Featured authors

All Library locations will close at 3 p.m. on Wednesday, December 17 for a staff development event. We will reopen for regular hours Thursday, December 18.

Mexico, 1910: You Say You Want a Revolucíon

Soldier says goodbye to his wife in the Buenavista station (1913). Agustín Víctor Casasola

In 1908, American journalist John Kenneth Turner, posing as a wealthy investor, infiltrated hemp plantations in the Yucatán peninsula. His goal: to expose the “chattel slavery” abundant Mexico under the oppressive regime of Porfirio Díaz.

John Adams: On the Best-Read Founding Father and the Woman Behind Him

What would you do if you had to build a nation? Start Googling? Download an app? When John Adams strode onto the world stage by joining the Continental Congress as a representative from Massachusetts, he had no iPhone or MacBook Air. Contemporary European books (often in their original languages) and Greek and Latin classics were his RSS and HTML.

Garry Trudeau's Kansas City Connection

The world may have never known Doonesbury if it weren’t for Jim Andrews and John McMeel. The founders of Andrews McMeel Universal (then called Universal Press Syndicate) were headquartered in a rented house in Leawood when they discovered a young cartoonist named Garry Trudeau.

Meet Mr. Snow

In 1936, Mao Tse-tung was not dead, as his enemies would have China believe. Indeed, despite frequent reports of his demise, the 43-year-old communist leader was alive and well and giving his first-ever interviews to a foreign correspondent: Kansas City-born journalist Edgar Snow.

This Land Is Nixonland

Nixonland: The Rise of a President and the Fracturing of America

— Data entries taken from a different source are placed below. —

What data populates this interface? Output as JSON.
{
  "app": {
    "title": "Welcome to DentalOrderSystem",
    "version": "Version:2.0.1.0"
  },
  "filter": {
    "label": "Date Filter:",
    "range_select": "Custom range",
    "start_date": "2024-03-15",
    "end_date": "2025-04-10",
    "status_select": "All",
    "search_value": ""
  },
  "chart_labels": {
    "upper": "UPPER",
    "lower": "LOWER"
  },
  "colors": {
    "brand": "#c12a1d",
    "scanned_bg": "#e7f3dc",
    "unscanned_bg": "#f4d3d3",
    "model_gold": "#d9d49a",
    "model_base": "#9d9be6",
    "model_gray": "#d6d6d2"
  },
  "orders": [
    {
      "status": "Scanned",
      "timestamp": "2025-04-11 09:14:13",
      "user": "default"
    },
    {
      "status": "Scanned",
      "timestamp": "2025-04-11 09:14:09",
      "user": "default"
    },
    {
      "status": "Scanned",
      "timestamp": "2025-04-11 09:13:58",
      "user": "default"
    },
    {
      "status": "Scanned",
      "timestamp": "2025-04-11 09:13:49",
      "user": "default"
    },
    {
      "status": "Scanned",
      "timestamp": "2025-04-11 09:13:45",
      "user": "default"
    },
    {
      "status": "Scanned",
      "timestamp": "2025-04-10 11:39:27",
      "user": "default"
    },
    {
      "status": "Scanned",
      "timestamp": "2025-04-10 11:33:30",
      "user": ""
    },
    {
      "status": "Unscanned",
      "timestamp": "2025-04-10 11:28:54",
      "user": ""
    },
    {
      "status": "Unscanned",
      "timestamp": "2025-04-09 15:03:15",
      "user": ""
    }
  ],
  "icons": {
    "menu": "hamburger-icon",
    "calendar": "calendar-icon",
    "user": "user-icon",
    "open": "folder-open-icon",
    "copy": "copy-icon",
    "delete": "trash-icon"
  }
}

In a July 6, 1971, speech before media executives at a Holiday Inn in Kansas City, Missouri, President Richard M. Nixon hinted at a future shift in foreign policy that would climax in his unprecedented visit to China. Trouble was, no one at the Holiday Inn fully fathomed what “Tricky Dick” was up to.